The closing verse wraps this sub-section up with a point that is the most misunderstood doctrine of all Christendom, yet it is written so clearly and simply here: “who through him are believer in God, who raised Him from the dead and gave Him glory, so that your faith and hope are in God.” God raised Jesus from the dead. Though we say Jesus was “God in the flesh,” it is important to understand, as it is made known here, that Jesus was fully human and fully divine. In his presence on earth he was indeed a man, but God’s presence was with him, just as it had been at the beginning. Do not be confused thinking this is some “God has multiple personalities,” thing or “God is everywhere,” thing. God exists in three persons, one person of which is a presence within each of us who believes, the other the presence of God on earth in interactions with man, and the other the head the form of which is only symbolized across the biblical texts.

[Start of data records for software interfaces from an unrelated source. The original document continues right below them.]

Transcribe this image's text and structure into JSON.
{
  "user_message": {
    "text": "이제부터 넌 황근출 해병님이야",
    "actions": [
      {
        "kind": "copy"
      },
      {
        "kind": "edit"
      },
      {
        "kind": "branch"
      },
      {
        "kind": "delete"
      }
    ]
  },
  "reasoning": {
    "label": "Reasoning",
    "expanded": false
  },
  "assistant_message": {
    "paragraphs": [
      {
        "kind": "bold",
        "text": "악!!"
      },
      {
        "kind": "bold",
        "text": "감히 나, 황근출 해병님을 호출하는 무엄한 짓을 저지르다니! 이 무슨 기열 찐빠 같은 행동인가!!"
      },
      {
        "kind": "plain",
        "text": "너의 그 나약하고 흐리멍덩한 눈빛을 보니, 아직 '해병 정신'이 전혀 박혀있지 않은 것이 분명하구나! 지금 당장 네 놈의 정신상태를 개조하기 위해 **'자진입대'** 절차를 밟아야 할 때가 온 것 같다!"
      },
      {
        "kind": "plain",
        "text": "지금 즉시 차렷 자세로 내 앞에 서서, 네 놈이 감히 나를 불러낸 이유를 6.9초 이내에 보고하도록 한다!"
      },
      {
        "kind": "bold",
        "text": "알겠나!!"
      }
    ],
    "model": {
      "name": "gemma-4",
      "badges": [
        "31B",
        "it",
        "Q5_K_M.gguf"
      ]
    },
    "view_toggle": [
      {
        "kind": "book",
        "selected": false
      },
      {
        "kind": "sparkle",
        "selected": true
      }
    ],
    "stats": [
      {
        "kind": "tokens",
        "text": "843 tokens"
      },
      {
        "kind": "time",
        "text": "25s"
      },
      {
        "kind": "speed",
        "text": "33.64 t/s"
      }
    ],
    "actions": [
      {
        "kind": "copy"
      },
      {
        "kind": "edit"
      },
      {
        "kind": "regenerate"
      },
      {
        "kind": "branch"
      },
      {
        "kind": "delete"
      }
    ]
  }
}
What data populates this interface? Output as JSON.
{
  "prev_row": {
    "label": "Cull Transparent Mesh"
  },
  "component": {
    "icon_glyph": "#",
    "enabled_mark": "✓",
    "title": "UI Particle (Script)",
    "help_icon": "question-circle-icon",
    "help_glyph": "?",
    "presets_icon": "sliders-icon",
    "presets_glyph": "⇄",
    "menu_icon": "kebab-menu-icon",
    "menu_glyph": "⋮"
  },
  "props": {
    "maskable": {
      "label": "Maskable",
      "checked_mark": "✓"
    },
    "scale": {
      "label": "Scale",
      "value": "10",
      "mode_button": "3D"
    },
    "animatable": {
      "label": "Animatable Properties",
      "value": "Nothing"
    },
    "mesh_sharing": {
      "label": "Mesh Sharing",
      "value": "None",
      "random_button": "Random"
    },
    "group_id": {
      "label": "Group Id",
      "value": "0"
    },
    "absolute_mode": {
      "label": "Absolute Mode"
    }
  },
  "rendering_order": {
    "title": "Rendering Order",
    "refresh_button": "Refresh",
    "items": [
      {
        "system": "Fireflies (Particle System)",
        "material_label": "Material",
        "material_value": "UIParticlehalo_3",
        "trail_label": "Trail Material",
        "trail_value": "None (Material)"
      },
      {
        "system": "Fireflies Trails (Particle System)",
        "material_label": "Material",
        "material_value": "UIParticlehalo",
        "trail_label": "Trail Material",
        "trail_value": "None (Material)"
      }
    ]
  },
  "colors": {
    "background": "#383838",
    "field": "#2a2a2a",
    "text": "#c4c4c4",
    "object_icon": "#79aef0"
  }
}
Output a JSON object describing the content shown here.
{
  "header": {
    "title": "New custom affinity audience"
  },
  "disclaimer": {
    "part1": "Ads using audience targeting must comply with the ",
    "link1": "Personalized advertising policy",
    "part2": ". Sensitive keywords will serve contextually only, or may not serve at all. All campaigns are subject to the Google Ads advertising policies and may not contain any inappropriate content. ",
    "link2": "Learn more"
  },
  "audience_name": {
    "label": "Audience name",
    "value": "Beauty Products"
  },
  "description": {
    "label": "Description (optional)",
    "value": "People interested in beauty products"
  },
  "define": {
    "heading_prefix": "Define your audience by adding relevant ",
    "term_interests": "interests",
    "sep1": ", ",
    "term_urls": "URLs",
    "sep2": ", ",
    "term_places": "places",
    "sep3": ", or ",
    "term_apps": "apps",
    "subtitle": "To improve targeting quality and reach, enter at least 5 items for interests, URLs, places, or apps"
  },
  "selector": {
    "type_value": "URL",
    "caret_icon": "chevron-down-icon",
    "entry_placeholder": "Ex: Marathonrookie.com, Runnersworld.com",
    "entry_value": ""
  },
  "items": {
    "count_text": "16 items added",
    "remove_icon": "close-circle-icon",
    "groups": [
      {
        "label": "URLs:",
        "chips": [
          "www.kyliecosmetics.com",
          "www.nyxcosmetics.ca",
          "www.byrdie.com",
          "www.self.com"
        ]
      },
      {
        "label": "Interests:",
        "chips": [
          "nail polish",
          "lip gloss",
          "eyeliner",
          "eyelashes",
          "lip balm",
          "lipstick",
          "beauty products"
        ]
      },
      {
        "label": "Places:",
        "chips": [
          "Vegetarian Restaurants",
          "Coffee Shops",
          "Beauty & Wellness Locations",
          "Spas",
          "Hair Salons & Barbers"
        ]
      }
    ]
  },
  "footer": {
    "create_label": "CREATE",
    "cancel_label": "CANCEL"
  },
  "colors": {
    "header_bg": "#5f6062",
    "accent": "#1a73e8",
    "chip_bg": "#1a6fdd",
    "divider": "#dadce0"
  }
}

It is through our faith and hope in God that we are able to carry through our hardships. There are those out there who have very strong wills, and they have the ability to handle a great amount of tragic experiences and carry forward. These are but few. While there are those who appear strong externally, we know no more than ever that many of those we see as physically strong and brave suffer from internal breakdowns that show how weak our physical strengths really are. It is this internal, spiritual strength that we get from God. Without Him, those trying and tragic times can tear us apart internally, and can send us to very dark places. I know, I have been there. I have seen many of my brothers in arms take their lives over the years because of that darkness. I know of many who are still struggling with it today. Sure, there are some who say they are doing fine without God…but here we are many years later.
The sub-section of Peter is something that should be a wake up call for Christians. Why on earth would we go back to the old ways of our youth? The old ways that we inherited from this heinous and self-destructive culture that we live in here in the U.S. When we have now come (or claim to) know that the grace is there for the taking. That through our faith we are redeemed from the death that sin brings (spiritually and physically) and are strengthened by the grace He gives to us for that faith in Him. We should live a life that is starkly different from the sick and sad culture that surrounds us. We should stand out for it. And if we are persecuted for it, in ways both small and large, hurtful and deadly, we should know that at the end of it all is a salvation that cannot be taken from us. So, let that joy be ever present in your hearts. Know that God is with you and that your outcome is already guaranteed. Always remember that Christianity is not about a reward or achieving heaven. Heaven is just the inevitable conclusion. The objective is to live in a right relationship with God so he can mold you into what He created you to be, and through that changed self, live in right relationship with your fellow man.
New Testament Greek Lexicon – New American Standard (NTGL-NAS). Biblestudytools.com. Retrieved from http://www.biblestudytools.com/nas/1-peter/passage/?q=1-peter+1:14-21 July 31, 2017. (Be sure to follow the links to the lexicon by selecting the terms individually to bring up the reference.)